I generally focus on the breath - I cannot just clear my mind and blank out, especially on the way to work in the morning, I have to focus on something neutral or else I'll just start making mental to-do lists for the day ahead. Zen koans don't really work for me either. I am not perfect at it by any means - most of the time, thanks to yoga practice, I can sink right into a meditative state, but I'll almost immediately realize that I'm thinking again, at which point I refocus on the breath. I try to just take note of the thoughts as they pass through, just to kind of check in, awareness-wise, but I let them keep on swimming by without picking up a train of thought and riding it to the end. I've worked out a couple of visualizations, too, but I tend to be super-visual no matter what I'm doing.

It's been very helpful for me in a number of ways. For one thing, even though I am trying not to think about anything, I often do end up solving little problems that have been nagging at the back of my mind for a while. For another, I don't have to be afraid of my brain any more. I used to read all the time when physically possible - book on the T, book on ipod for the walk to and from the T, book on ipod for housework and at actual work whenever the level of work was low enough to permit a book on tape. If I was stuck anywhere I couldn't distract myself with a book or TV, I was miserable and started to worry immediately. You know those middle of the night hamster wheel thoughts? I had those all the time, and I just blocked them out as much as possible. I don't know if I'm describing the situation well, but it was pretty uncomfortable.
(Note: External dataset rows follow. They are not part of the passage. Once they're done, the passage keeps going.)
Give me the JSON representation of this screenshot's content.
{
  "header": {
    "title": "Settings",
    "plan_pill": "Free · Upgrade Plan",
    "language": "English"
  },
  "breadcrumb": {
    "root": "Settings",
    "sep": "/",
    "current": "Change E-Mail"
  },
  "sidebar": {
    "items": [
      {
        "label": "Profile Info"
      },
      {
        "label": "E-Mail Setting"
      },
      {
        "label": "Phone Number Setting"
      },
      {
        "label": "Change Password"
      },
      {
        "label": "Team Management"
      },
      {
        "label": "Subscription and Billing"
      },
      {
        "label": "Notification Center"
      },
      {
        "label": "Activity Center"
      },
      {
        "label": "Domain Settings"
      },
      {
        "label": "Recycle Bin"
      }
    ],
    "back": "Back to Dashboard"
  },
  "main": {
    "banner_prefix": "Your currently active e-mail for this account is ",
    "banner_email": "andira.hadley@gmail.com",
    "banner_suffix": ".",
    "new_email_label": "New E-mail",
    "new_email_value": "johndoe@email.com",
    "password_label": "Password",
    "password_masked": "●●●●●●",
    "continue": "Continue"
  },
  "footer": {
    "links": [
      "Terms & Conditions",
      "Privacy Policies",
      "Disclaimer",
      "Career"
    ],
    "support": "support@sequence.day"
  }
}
Somehow with meditating, the worries are no longer what bubble immediately to the forefront of my mind, and it's surprisingly peaceful to be able to sit quietly rather than working myself up into a panic attack within 15 minutes (not quite that bad, but definitely going in that direction.) I enjoy it now, enough that I try to remember to meditate on weekends, too (especially useful if Dave is wearing his cranky pants).
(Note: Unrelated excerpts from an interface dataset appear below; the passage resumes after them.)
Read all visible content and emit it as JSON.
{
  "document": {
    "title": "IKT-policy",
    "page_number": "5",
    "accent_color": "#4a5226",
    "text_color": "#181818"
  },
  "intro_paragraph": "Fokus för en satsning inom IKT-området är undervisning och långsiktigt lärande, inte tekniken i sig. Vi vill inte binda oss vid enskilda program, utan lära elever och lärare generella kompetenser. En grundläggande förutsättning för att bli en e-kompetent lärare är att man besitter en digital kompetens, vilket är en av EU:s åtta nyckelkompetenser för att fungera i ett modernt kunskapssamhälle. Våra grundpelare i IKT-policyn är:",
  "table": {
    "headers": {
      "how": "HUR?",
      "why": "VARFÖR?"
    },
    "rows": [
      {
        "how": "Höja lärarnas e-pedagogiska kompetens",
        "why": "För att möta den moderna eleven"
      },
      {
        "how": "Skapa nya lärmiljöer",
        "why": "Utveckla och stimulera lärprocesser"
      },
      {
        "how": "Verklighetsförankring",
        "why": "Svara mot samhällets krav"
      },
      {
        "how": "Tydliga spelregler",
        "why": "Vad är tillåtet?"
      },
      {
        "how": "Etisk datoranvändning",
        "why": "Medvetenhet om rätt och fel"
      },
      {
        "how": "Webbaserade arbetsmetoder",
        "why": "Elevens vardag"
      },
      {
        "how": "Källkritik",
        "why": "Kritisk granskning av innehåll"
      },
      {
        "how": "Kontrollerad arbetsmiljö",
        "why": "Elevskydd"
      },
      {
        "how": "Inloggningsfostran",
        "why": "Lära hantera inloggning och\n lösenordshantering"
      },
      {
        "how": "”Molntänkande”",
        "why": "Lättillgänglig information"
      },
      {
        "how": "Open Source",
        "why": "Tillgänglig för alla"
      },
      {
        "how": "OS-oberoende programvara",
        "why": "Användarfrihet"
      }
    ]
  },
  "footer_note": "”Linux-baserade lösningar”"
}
Sorry that was so long. If you don't have a train ride, it might be a little harder to set aside time and space. On weekends I shut myself in one of the bedrooms. If one or more cats is in there with me, that cat will probably want attention, so I try to use that distraction as a way to improve my ability to focus and shut out any disturbances. (Don't really have face-stabbing inclinations with the cats, fortunately.) Sometimes if I'm really wound up while at home I'll light incense and turn on a little water fountain and focus on the scented smoke and the burbling water. I think the key anyway is not to expect too much from yourself and to incorporate it into your daily routine.
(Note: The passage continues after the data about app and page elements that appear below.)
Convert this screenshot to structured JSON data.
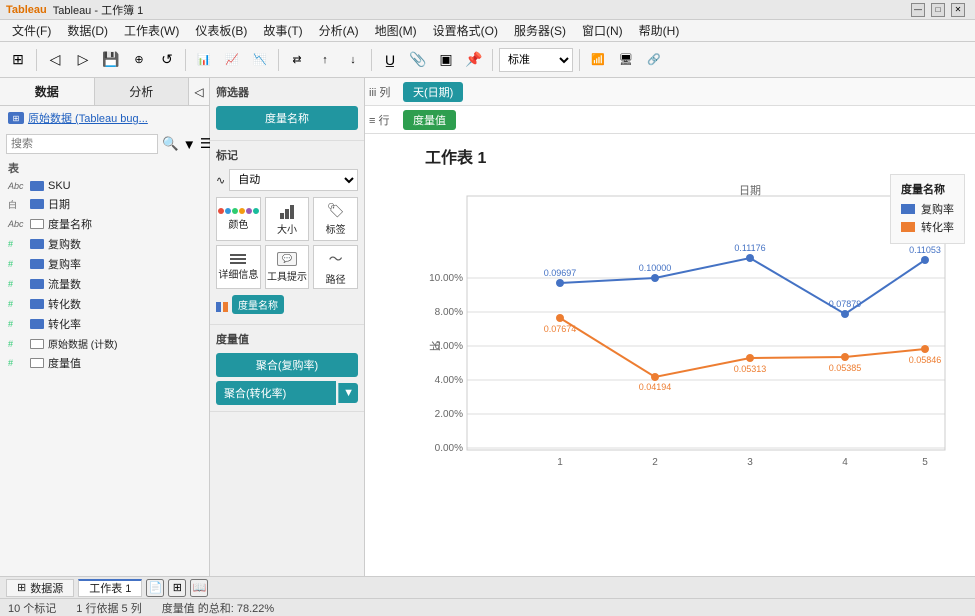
{
  "titlebar": {
    "logo": "Tableau",
    "title": "Tableau - 工作簿 1",
    "min": "—",
    "max": "□",
    "close": "✕"
  },
  "menubar": {
    "items": [
      {
        "label": "文件(F)"
      },
      {
        "label": "数据(D)"
      },
      {
        "label": "工作表(W)"
      },
      {
        "label": "仪表板(B)"
      },
      {
        "label": "故事(T)"
      },
      {
        "label": "分析(A)"
      },
      {
        "label": "地图(M)"
      },
      {
        "label": "设置格式(O)"
      },
      {
        "label": "服务器(S)"
      },
      {
        "label": "窗口(N)"
      },
      {
        "label": "帮助(H)"
      }
    ]
  },
  "toolbar": {
    "dropdown_label": "标准"
  },
  "left_panel": {
    "tab1": "数据",
    "tab2": "分析",
    "datasource": "原始数据 (Tableau bug...",
    "search_placeholder": "搜索",
    "section_table": "表",
    "fields": [
      {
        "type": "Abc",
        "name": "SKU",
        "icon": "abc"
      },
      {
        "type": "白",
        "name": "日期",
        "icon": "cal"
      },
      {
        "type": "Abc",
        "name": "度量名称",
        "icon": "abc"
      },
      {
        "type": "#",
        "name": "复购数",
        "icon": "hash"
      },
      {
        "type": "#",
        "name": "复购率",
        "icon": "hash"
      },
      {
        "type": "#",
        "name": "流量数",
        "icon": "hash"
      },
      {
        "type": "#",
        "name": "转化数",
        "icon": "hash"
      },
      {
        "type": "#",
        "name": "转化率",
        "icon": "hash"
      },
      {
        "type": "#",
        "name": "原始数据 (计数)",
        "icon": "hash"
      },
      {
        "type": "#",
        "name": "度量值",
        "icon": "hash"
      }
    ]
  },
  "mid_panel": {
    "filter_section": "筛选器",
    "filter_pill": "度量名称",
    "marks_section": "标记",
    "marks_auto": "自动",
    "marks_buttons": [
      {
        "label": "颜色"
      },
      {
        "label": "大小"
      },
      {
        "label": "标签"
      },
      {
        "label": "详细信息"
      },
      {
        "label": "工具提示"
      },
      {
        "label": "路径"
      }
    ],
    "marks_measure_pill": "度量名称",
    "measure_vals_section": "度量值",
    "measure_pills": [
      {
        "label": "聚合(复购率)"
      },
      {
        "label": "聚合(转化率)"
      }
    ]
  },
  "shelf": {
    "page_label": "iii 列",
    "row_label": "≡ 行",
    "col_pill": "天(日期)",
    "row_pill": "度量值"
  },
  "chart": {
    "title": "工作表 1",
    "y_label": "比",
    "x_axis_labels": [
      "1",
      "2",
      "3",
      "4",
      "5"
    ],
    "y_axis_labels": [
      "0.00%",
      "2.00%",
      "4.00%",
      "6.00%",
      "8.00%",
      "10.00%"
    ],
    "legend_title": "度量名称",
    "legend_items": [
      {
        "name": "复购率",
        "color": "#4472c4"
      },
      {
        "name": "转化率",
        "color": "#ed7d31"
      }
    ],
    "series": [
      {
        "name": "复购率",
        "color": "#4472c4",
        "points": [
          {
            "x": 1,
            "y": 0.09697,
            "label": "0.09697"
          },
          {
            "x": 2,
            "y": 0.1,
            "label": "0.10000"
          },
          {
            "x": 3,
            "y": 0.11176,
            "label": "0.11176"
          },
          {
            "x": 4,
            "y": 0.07879,
            "label": "0.07879"
          },
          {
            "x": 5,
            "y": 0.11053,
            "label": "0.11053"
          }
        ]
      },
      {
        "name": "转化率",
        "color": "#ed7d31",
        "points": [
          {
            "x": 1,
            "y": 0.07674,
            "label": "0.07674"
          },
          {
            "x": 2,
            "y": 0.04194,
            "label": "0.04194"
          },
          {
            "x": 3,
            "y": 0.05313,
            "label": "0.05313"
          },
          {
            "x": 4,
            "y": 0.05385,
            "label": "0.05385"
          },
          {
            "x": 5,
            "y": 0.05846,
            "label": "0.05846"
          }
        ]
      }
    ],
    "x_title": "日期",
    "x_title_x": 3
  },
  "bottom": {
    "datasource_tab": "数据源",
    "sheet_tab": "工作表 1",
    "new_sheet_icon": "+",
    "status_marks": "10 个标记",
    "status_rows": "1 行依据 5 列",
    "status_sum": "度量值 的总和: 78.22%"
  }
}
Unrelated: fishtank update. So another fish "disappeared", this one immediately after I'd cleaned the tank. Dammit! I think I have been accidentally killing the algae eaters when I vacuum the gravel - they like to hide and I guess I am just vacuuming too enthusiastically or something. I think I may also have found where one of the bodies is lying. Ugh.


Sue-Ellen de Beer said...

I don't understand about the fish. You need more responsibility?!?

Anonymous said...

You need more responsibility!?!